What actually makes a gospel message a gospel message? What are the absolute bare minimum requirements of the gospel?
The gospel could be almost infinitely malleable. But while you can keep adding things to a gospel message and still (probably) have a gospel message.
There must be a point where subtracting elements leaves you without one.
Otherwise the words don’t mean anything. So what are these bare minimum elements?
Although each element we may find is important, the gospel may not have to have every single one of them to be a gospel message. Neither do all the elements have to be of equal intensity. But you do require a quorum of these elements and at least a few of them. Otherwise your airplane is just a car.
Will there be fringe cases that could go either way? Sure thing. But I think they’re going to be the minority because I am aiming squarely for a baseline definition of the gospel that makes sense with its history as well as pointing into the future of how we should be presenting the gospel.
As I work through my method I will describe what I see to be the prominent themes associated with the gospel. I have also attempted to categorise my findings with respect to three categories.
These categories are;
- The Background to the gospel message (What was the historical context of the gospel message?),
- The Common Form of the gospel message (What did they actually say when proclaiming the gospel? What is it common to each and unique to some? What is are the bare minimum components necessary?),
- The Application of the gospel message (For what purpose did the apostles use the gospel message? People assume the gospel is a method of persuasion designed to bring about conversion. Is this what the scriptures present?).
I have set up these categories to help us to distinguish between each. Throughout this series I will be taking special note of various themes and concepts. I will be assigning these to the relevant category.
The framework locates people according to various salvation events.
I name people who have not yet believed the gospel, who are not saved and who do not have a relationship with God – ‘Sinners’ (C1; e.g. Rom 5.8,19; 1 Tim 1.9,15; Heb 12.3; Jude 1.15). I do so because that is the name given them in the scriptures.
Saints on the other hand, do believe the gospel, are saved and have a relationship with God (C3). (e.g. Rom 1.7; 1 Cor 1.2; 2 Cor 1.1; Eph 1.1; Phil 1.1; Col 1.2; This article should give a good description of what the scriptures say regarding this issue.)
On the framework I have distinguished three different tenses – past, present and future with respect to the present state of saints.

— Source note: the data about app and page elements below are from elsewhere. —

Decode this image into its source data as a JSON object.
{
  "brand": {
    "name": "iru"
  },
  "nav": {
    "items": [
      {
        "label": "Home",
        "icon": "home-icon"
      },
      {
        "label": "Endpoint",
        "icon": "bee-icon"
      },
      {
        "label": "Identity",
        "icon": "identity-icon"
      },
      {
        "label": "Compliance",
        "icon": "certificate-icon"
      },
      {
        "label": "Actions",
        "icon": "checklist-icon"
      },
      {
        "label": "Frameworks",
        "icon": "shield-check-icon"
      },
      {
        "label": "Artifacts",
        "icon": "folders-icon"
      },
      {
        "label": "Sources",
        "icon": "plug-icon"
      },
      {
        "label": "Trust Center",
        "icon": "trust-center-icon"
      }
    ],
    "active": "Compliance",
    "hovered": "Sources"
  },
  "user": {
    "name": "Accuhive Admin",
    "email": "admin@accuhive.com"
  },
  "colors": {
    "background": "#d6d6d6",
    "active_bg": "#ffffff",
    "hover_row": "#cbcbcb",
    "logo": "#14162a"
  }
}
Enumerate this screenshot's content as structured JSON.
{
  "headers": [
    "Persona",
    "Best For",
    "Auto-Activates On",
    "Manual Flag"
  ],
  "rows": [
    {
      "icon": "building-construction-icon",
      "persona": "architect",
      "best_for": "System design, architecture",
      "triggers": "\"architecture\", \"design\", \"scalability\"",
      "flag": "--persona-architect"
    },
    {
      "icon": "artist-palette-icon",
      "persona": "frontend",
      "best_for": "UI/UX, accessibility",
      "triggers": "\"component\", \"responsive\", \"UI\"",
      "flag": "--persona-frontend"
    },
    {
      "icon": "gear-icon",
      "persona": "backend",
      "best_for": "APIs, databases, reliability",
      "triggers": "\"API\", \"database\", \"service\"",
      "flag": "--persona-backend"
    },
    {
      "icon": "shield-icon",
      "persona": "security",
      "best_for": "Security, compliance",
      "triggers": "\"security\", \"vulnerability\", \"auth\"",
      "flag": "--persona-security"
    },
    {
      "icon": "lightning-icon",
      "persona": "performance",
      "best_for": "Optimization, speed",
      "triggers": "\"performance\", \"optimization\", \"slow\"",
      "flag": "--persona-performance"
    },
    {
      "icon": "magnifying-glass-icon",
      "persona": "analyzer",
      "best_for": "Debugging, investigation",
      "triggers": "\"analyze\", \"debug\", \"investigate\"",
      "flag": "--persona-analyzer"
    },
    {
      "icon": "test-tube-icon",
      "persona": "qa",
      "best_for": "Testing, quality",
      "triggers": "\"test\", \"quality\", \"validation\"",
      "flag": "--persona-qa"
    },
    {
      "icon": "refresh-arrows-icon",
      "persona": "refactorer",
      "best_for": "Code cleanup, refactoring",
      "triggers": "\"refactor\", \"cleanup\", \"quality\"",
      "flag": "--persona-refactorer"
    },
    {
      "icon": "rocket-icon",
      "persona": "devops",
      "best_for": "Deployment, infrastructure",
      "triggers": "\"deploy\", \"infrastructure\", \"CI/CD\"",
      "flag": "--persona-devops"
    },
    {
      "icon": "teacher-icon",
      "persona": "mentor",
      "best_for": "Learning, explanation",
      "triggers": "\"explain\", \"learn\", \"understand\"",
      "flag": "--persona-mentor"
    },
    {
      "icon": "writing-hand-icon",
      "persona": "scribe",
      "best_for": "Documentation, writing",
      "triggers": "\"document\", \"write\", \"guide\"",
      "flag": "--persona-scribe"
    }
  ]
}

Saints can look back into the past and remember their former states as ‘Sinners’ (C3 to C1) and their past tense salvation when they heard the gospel (C3 to C2). Saints can consider their current present state and relationship with Christ and the Spirit. Saints can also look forward to the future events of Christ’s second coming, end time judgment and resurrection.
As I work through my method I will impose this framework on the results where necessary. I make the following assumptions;
a) The biographies of Jesus and Acts describe historical situations where the gospel is mainly proclaimed to people who do not follow Jesus. We can locate these people in the C1, ‘sinner’ category above. We should expect references to the gospel will adopt a forward looking perspective (C1 to C2, etc) in these historical situations. Proclamations of the gospel in this context are to people who are not yet saved or have received any of the benefits and effects associated with believing the gospel.
b) The Epistles are written to existing saints. We locate these people in the C3 saints category above. We should expect the audiences being written to all know what the gospel is already. References to the gospel in the epistles we should expect to note their past experiences in hearing and believing the gospel. Therefore these passages should adopt a backward looking perspective (C3 to C2, etc). Reminders of the gospel will assume the audience are already saved and have received some of the effects and benefits associated with believing the gospel.
In the next post I will start to work through this method. Starting with step one.
Copyright © Joshua Washington and thescripturesays, 2014. All Rights Reserved.